 Most underdrive sets therefore have a small DRIVE pulley to slow down all accessories, combined with different size pulleys for the water pump and the alternator to SPEED those 2 accessories back up - to avoid the potential for cooling/charging/a-c issues described above. For DRIVEN pulleys, a smaller pulley speeds them up. So a full set of underdrives typically has a smaller DRIVE pulley to slow everything down, and smaller DRIVEN pulleys for water pump and alternator to partially speed them back up. Slowing everything down 25%, except the water pump/fan and alternator - which get slowed down (after all the math is done) only about 10-12%.

 Then there are race pulleys which are even smaller on the drive pulley -- and usually consist of JUST the drive pulley.
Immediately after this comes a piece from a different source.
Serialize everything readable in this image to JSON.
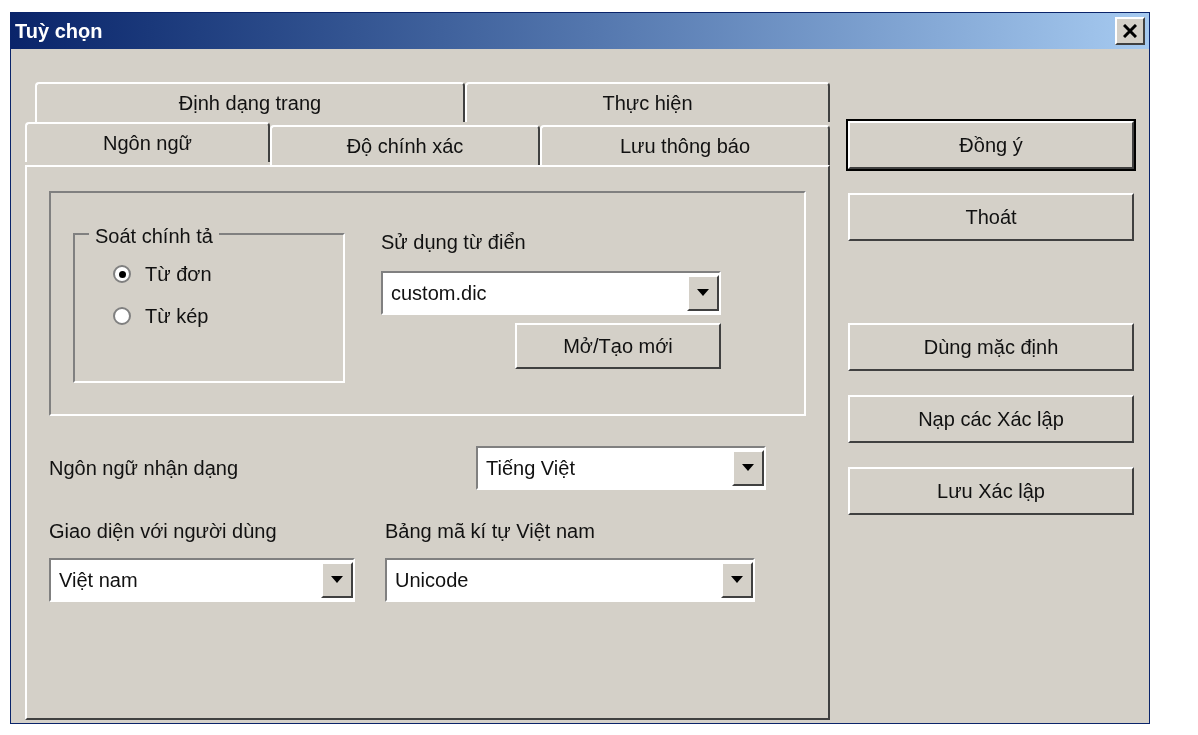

Because most racers are only driving the alternator and water pump -- and they're running at MUCH higher engine rpm. So turning those two accessories slower isn't as much of an issue when the engine is operating 4000-6000 rpm.

 So - what will happen with your car? The ONLY way to know for sure is to try it. But fear not -- if you have charging, cooling, or other issues - there is always a market to sell the underdrives used -- to people that want to find out what's going to happen when they put them on.

 After experiencing problems in all the areas described above (a-c, cooling, charging and power steering squealing) I pulled off my underdrives and put the stockers back on. For a racing only car -- they're a good investment. For most street cars -- the challenges they can cause at low speeds are rarely worth the gains you see; and the biggest part of the gain occurs over 3,000 rpm -- where we don't spend much time on the street anyway.

11. What is that Knocking sound?

This is not really a cooling question but it made the list...

Knock or pinging or detonation or spark knock is caused when the air/fuel mixture ratio in the cylinder causes the fuel to burn unevenly. Fuel normally burns in pockets and when each pocket of fuel burns, a shock occurs that burns the next until all the fuel is burned in that stroke. When a knock is present, the pockets don't burn evenly, causing the cylinder wall damaging shock waves that can damage the piston itself. The pocket formation also creates the common "pinging" noise that is often described when knock is present.

You also can get a knock sounds from the following:

  • piston slap
  • worn piston bearings
  • worn wrist pins
  • loose or worn lifters
  • loose or worn rockers
  • low octane gas
  • carbon deposits on cylinder walls
  • incorrect spark plugs
  • intake leak
  • bad bearings on the crankshaft
  • thrown rod
  • there is a body in your trunk